Many people do not understand the specialization that the legal industry has undergone in the past several decades. Just as one would not go to a dermatologist for lung cancer, one would not ask a tax attorney to defend a DUI. But the specialization goes even deeper: litigation over commercial disputes should be handled by someone with deep experience with such disputes; the best criminal defense attorney or divorce litigator is simply not the likely best choice because, among other reasons, issues tend to repeat themselves. This is not to say that once an attorney has done one “xyz case” she is an expert at all “xyz cases,” but the truth is that the expression “the practice of law” exists for good reason. This Financial Poise Webinar series explores four common litigation scenarios involving complex financial issues.

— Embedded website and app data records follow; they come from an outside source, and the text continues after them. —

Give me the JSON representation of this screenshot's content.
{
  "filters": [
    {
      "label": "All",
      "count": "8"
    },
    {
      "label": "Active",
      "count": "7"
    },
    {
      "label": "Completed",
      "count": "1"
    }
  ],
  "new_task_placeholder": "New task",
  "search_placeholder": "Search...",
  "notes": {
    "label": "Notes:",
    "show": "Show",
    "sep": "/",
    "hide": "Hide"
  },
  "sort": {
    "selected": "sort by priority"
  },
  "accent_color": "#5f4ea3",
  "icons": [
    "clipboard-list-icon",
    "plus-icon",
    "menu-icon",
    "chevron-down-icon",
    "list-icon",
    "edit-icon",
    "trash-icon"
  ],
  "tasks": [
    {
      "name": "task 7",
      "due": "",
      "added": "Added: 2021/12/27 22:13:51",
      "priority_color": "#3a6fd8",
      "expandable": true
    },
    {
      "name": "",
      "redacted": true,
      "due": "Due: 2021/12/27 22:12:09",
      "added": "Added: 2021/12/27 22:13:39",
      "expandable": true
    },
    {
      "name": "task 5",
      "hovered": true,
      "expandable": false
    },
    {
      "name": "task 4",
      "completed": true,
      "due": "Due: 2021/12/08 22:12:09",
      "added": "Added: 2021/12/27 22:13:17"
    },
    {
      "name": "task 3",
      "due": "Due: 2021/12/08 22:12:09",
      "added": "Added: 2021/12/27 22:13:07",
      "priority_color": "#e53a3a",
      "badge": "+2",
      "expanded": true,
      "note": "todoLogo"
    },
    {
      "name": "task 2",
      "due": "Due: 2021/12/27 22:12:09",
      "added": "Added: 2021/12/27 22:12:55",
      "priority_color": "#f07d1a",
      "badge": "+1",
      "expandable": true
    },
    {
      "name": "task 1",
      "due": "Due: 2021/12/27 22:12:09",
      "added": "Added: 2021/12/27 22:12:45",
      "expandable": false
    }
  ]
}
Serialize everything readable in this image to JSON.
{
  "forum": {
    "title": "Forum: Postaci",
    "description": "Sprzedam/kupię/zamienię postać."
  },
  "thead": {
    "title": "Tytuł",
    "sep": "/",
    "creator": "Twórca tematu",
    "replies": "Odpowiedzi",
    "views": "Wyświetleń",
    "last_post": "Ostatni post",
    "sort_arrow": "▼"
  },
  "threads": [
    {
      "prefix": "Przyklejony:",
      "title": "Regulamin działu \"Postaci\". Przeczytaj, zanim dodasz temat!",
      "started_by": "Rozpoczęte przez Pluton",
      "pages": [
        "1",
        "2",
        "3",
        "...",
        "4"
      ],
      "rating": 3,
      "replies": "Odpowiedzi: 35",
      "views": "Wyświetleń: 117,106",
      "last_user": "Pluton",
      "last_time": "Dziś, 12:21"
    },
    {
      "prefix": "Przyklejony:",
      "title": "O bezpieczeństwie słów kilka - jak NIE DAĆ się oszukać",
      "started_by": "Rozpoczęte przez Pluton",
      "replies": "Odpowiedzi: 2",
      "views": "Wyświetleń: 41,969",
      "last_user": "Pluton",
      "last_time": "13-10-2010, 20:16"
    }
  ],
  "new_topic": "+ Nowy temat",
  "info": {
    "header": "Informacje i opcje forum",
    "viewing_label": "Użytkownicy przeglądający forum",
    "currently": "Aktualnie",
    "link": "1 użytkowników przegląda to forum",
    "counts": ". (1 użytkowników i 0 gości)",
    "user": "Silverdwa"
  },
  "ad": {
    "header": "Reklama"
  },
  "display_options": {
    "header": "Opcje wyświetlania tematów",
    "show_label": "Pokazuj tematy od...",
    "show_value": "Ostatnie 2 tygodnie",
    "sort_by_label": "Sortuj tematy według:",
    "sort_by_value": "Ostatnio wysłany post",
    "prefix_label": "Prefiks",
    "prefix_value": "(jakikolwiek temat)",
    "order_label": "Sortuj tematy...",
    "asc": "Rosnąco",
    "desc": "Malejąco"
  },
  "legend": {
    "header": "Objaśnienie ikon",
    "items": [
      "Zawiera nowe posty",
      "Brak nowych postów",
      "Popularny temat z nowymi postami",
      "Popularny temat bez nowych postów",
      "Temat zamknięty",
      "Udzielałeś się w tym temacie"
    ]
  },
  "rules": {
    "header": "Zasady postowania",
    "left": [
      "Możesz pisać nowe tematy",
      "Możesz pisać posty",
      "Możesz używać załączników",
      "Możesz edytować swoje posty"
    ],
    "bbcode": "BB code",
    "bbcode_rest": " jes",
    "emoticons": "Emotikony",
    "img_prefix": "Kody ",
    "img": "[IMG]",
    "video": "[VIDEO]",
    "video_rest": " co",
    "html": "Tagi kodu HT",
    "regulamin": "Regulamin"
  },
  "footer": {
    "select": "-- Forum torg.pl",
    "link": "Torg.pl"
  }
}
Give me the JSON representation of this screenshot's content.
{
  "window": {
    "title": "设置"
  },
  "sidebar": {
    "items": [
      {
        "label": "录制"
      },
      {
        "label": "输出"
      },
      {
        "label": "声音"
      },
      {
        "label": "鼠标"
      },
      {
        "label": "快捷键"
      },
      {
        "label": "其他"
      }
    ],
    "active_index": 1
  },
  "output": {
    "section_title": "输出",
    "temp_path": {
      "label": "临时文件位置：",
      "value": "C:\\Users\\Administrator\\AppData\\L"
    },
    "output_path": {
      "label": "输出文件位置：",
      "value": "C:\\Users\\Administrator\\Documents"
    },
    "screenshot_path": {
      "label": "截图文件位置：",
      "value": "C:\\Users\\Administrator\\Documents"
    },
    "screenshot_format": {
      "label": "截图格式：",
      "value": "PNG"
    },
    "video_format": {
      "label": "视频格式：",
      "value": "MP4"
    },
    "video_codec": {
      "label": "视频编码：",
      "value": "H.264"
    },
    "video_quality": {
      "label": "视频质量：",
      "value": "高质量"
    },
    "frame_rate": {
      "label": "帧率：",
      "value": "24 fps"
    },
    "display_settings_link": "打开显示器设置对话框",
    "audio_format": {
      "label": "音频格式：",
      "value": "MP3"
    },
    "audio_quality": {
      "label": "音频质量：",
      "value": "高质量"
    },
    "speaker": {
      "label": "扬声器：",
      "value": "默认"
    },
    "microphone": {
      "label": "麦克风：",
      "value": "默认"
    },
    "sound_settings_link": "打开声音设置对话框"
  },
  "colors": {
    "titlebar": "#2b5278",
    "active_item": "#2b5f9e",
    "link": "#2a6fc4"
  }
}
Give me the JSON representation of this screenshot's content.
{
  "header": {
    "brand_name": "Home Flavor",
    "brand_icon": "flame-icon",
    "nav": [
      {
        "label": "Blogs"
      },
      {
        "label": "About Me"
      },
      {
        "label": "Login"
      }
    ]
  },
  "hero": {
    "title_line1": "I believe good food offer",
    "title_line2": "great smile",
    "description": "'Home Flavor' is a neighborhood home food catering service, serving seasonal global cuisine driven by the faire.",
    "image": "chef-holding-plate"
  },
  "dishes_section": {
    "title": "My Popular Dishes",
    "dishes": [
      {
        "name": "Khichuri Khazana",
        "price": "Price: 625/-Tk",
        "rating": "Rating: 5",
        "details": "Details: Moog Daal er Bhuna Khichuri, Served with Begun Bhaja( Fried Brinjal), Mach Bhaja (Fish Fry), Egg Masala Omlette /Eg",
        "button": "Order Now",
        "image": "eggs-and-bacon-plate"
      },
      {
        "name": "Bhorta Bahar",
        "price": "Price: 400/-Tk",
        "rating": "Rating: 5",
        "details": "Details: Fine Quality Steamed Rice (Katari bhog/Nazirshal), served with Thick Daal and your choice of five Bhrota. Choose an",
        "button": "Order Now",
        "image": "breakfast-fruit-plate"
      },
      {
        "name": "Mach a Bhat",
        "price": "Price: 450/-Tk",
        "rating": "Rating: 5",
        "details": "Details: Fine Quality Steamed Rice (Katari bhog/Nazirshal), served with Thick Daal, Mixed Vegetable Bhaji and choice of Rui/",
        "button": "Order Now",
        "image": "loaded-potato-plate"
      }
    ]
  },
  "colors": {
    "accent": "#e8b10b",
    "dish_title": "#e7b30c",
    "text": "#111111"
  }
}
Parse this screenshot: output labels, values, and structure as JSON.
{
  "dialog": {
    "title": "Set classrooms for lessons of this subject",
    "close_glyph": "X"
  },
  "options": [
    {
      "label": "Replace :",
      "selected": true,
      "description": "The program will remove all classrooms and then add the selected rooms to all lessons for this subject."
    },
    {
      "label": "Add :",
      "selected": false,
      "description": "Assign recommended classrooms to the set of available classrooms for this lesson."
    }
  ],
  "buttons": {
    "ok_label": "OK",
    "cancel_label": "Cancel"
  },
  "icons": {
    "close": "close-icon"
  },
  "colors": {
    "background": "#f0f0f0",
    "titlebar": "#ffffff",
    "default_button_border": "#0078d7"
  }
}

The fourth episode of the series, Defending Against “Avoidance Actions” (Register Here) airs on May 11 at 10am CST and features Moderator Erin Hollis of Marshall & Stevens. She is joined by Thad Wilson of King & Spalding, Michael Schwarzmann of Crowe Horwath, Beau Hays of Hays Potter & Martin and Gianluca Morello of Raymond James.
When a party files for bankruptcy (or has a bankruptcy filed against it), transactions it made with third parties are subject to “avoidance,” meaning that they can be undone for the benefit of all creditors. Common avoidance actions include preference lawsuits and fraudulent transfer lawsuits, the latter of which can be brought outside of bankruptcy as well. The reason preference law exists is to help assure that some creditors are not unfairly favored over other creditors. The reason fraudulent transfer law exists is to help prevent a debtor from transferring assets to a…